In turn, the City law firm will see what is coming and try to adapt and provide what the challenger tech-led firm is offering. And that will mean radically changing its business model. But, there is not enough room here to discuss that in detail today, though happy to discuss the economic strategies needed to make this work for larger, ‚traditional‘ firms.
Legal tech that is sophisticated enough to replace the work of a junior lawyer has been with us for a long time, relatively speaking. The difference is that now law firms are truly embracing it.
At the same time there are a myriad of both small and large developers designing and improving software that will be able to do more and more of the process tasks now done by paralegals, trainees and junior associates.
How law firms grapple with the economic issues related to adopting this technology remains to be seen. Tinkering with machine learning is one thing, applying such software to every nook and cranny of a law firm’s activities and the consequent changes in staffing and leverage this would create are another thing entirely.
Overall, the conclusion has to be that legal tech is now centre stage and any law firm brushing it off would be foolish to maintain that position. The sensible choice would be to get ahead of the curve while you still have some leeway due to a lack of expectations from the client base.

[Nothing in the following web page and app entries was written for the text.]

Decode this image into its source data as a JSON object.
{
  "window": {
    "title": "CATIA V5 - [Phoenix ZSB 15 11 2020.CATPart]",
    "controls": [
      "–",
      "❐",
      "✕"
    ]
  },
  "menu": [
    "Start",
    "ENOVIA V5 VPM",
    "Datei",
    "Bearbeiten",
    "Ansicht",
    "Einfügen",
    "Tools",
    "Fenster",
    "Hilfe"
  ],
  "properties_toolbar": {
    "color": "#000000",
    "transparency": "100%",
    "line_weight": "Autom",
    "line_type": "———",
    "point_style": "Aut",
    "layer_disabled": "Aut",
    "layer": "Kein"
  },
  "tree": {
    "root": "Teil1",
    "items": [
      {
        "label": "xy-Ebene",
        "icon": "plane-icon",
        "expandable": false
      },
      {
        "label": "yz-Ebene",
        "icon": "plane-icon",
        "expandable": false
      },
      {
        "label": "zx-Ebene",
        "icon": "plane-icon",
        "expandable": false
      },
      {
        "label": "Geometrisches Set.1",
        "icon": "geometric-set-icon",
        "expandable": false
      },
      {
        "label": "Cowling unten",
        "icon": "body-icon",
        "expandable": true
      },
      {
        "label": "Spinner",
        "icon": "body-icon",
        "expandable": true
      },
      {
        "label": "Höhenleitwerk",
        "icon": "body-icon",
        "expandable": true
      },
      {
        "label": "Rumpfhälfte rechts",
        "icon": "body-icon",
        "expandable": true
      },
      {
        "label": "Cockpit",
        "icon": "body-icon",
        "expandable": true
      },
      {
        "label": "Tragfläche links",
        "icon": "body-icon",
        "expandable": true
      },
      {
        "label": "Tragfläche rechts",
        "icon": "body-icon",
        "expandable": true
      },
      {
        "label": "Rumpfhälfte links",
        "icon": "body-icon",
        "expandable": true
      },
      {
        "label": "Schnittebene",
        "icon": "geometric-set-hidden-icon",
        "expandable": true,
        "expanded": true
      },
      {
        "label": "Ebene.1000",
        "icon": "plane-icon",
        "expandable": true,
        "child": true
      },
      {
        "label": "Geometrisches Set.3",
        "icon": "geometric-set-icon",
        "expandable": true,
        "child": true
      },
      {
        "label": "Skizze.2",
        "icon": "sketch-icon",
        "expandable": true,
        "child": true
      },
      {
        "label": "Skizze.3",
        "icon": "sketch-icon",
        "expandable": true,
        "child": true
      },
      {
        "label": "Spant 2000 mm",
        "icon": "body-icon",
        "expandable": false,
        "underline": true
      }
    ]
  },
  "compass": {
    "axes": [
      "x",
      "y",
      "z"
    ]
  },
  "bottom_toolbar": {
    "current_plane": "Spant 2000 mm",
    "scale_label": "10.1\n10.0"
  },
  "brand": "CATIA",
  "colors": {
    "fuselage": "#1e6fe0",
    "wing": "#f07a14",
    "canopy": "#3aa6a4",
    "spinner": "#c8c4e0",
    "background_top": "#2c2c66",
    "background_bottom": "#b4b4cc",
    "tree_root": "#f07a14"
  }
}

This article was also published on LinkedIn by Richard Tromans and is re-published here with the permission of the author. The information and views set out in this article are those of the author alone.